**DATASET CONTENT**
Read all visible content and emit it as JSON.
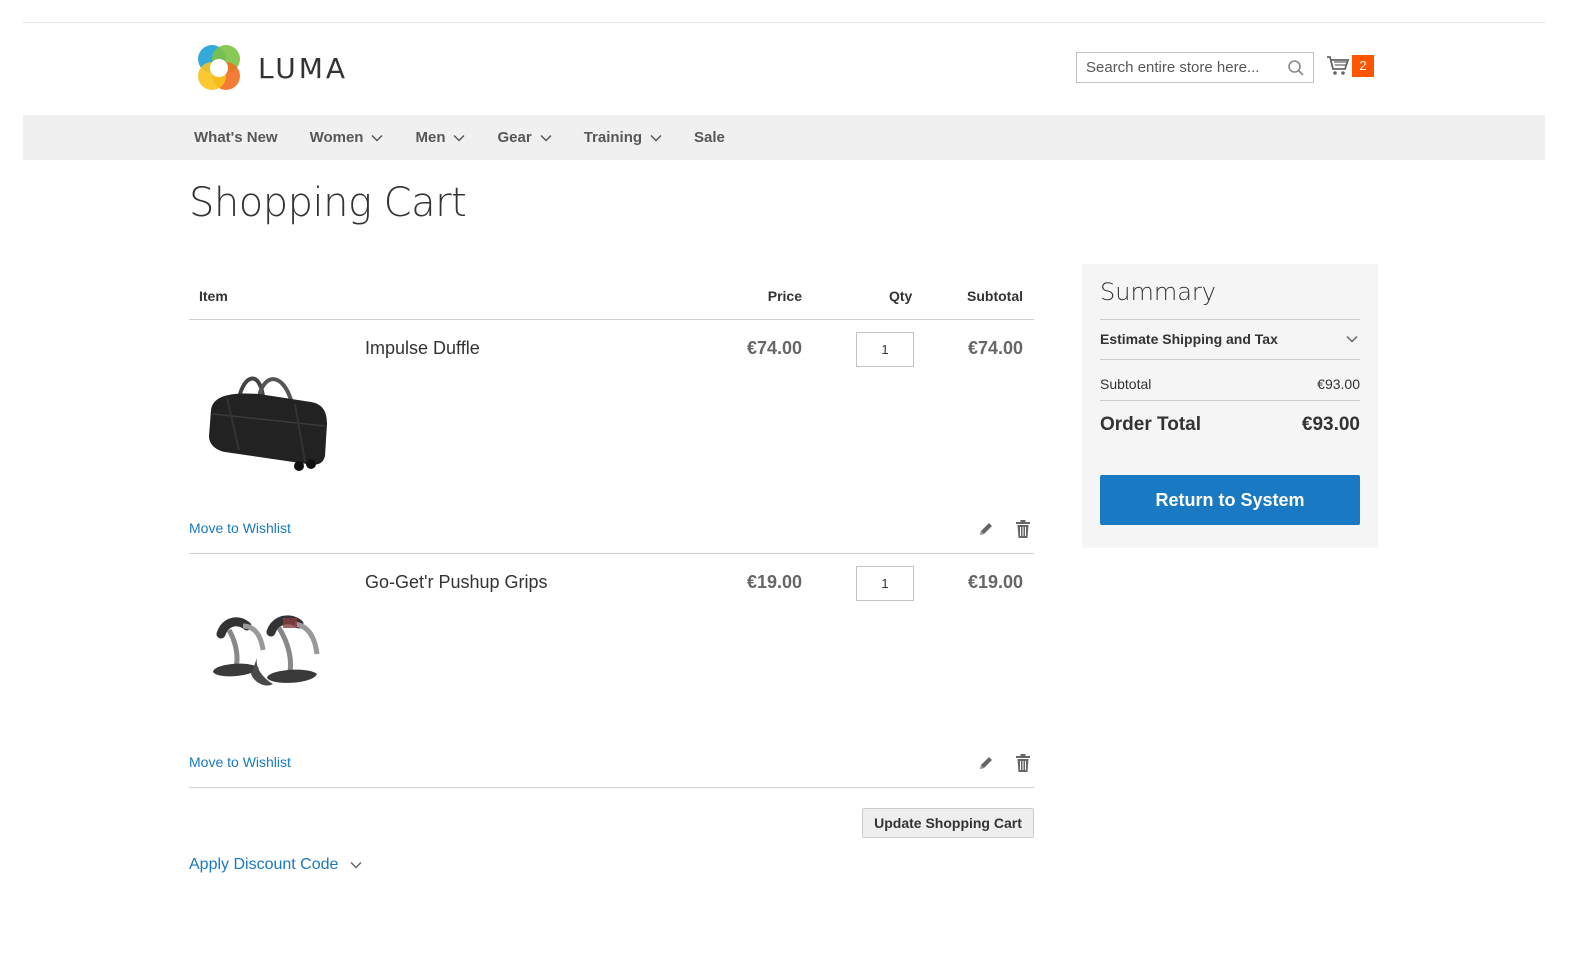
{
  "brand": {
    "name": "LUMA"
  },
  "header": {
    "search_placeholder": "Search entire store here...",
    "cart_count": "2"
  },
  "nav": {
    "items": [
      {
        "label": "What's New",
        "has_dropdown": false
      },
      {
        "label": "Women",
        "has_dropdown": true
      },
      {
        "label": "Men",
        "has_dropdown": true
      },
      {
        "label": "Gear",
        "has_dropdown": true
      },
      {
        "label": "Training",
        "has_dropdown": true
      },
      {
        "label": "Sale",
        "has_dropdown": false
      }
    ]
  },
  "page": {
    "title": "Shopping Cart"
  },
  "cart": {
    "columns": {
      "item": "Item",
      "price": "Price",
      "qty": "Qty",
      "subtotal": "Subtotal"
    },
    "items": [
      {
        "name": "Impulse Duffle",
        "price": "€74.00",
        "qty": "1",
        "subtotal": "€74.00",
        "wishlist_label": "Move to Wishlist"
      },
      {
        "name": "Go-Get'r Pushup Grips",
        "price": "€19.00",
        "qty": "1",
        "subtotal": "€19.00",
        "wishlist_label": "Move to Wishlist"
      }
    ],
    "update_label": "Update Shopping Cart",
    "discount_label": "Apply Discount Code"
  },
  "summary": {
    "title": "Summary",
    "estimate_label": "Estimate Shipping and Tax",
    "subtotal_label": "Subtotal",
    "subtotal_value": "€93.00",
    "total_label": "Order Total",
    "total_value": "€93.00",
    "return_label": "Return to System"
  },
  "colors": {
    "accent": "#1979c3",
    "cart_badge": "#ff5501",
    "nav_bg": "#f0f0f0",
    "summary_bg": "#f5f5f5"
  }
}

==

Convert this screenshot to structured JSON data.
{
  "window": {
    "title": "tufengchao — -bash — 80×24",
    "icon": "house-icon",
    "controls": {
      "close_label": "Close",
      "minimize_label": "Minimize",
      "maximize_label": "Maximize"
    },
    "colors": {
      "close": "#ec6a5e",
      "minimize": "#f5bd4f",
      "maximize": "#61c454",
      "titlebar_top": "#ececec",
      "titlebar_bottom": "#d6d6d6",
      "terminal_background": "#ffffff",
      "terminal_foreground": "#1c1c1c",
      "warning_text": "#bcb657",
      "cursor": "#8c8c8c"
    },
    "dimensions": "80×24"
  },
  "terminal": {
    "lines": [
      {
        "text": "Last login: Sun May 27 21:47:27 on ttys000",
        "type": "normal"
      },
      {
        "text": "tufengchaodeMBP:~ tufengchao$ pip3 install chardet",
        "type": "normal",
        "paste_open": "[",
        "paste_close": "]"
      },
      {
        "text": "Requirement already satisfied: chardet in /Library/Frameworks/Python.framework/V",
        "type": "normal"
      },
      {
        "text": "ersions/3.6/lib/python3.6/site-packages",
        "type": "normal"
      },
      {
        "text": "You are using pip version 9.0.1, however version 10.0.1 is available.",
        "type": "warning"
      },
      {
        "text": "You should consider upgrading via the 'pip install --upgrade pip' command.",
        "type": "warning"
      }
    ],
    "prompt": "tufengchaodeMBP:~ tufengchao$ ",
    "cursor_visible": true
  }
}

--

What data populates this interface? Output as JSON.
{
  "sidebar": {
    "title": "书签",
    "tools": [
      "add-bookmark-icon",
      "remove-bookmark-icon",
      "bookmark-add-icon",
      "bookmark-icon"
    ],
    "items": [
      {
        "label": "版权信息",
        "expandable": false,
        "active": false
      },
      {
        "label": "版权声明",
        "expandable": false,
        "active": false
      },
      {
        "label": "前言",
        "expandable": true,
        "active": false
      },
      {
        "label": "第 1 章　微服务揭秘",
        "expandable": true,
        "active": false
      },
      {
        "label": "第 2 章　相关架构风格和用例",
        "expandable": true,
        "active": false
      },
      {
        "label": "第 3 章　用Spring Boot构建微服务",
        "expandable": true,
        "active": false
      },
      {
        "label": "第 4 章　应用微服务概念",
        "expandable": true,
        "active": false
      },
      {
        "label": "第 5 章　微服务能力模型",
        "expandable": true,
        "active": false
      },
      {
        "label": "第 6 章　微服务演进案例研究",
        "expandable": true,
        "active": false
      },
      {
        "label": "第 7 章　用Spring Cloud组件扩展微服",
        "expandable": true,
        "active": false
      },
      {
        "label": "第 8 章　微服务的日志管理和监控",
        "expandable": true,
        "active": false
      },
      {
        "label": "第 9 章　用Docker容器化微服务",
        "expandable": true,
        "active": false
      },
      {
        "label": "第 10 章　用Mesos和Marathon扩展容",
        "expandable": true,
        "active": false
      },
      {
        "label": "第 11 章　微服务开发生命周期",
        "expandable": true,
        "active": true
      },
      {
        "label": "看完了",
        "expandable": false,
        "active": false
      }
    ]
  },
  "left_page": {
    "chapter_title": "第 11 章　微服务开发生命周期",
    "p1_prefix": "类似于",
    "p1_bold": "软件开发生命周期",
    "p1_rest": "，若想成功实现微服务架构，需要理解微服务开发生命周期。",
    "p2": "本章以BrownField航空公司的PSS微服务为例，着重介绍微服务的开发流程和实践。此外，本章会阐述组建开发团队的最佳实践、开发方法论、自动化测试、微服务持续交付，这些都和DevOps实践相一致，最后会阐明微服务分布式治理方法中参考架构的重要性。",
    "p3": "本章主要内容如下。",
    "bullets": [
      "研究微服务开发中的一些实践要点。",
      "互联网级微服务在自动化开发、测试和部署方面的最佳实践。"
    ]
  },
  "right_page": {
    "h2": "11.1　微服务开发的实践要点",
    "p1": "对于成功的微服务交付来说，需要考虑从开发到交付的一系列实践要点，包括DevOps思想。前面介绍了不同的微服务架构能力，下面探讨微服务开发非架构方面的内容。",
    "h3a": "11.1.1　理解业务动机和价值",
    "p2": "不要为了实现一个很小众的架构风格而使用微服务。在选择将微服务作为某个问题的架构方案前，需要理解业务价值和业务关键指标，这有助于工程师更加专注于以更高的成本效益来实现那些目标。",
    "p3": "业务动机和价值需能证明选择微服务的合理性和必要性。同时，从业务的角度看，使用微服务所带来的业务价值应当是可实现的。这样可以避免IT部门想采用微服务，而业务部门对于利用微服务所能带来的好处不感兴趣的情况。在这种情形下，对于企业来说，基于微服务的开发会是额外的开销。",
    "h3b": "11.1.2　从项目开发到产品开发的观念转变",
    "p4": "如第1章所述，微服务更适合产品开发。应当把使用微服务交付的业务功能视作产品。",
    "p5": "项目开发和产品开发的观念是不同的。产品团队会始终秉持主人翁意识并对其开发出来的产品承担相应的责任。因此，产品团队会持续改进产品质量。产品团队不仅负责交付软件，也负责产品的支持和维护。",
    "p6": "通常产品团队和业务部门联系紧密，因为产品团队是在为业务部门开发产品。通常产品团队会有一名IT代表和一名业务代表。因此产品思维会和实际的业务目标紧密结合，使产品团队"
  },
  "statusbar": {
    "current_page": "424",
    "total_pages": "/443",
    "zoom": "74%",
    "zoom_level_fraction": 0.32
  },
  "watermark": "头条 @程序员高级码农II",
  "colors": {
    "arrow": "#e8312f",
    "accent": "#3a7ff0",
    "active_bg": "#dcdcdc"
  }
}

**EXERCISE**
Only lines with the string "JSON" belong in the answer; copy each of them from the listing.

**THE COMPLETED TASK**
Read all visible content and emit it as JSON.
Convert this screenshot to structured JSON data.
What data populates this interface? Output as JSON.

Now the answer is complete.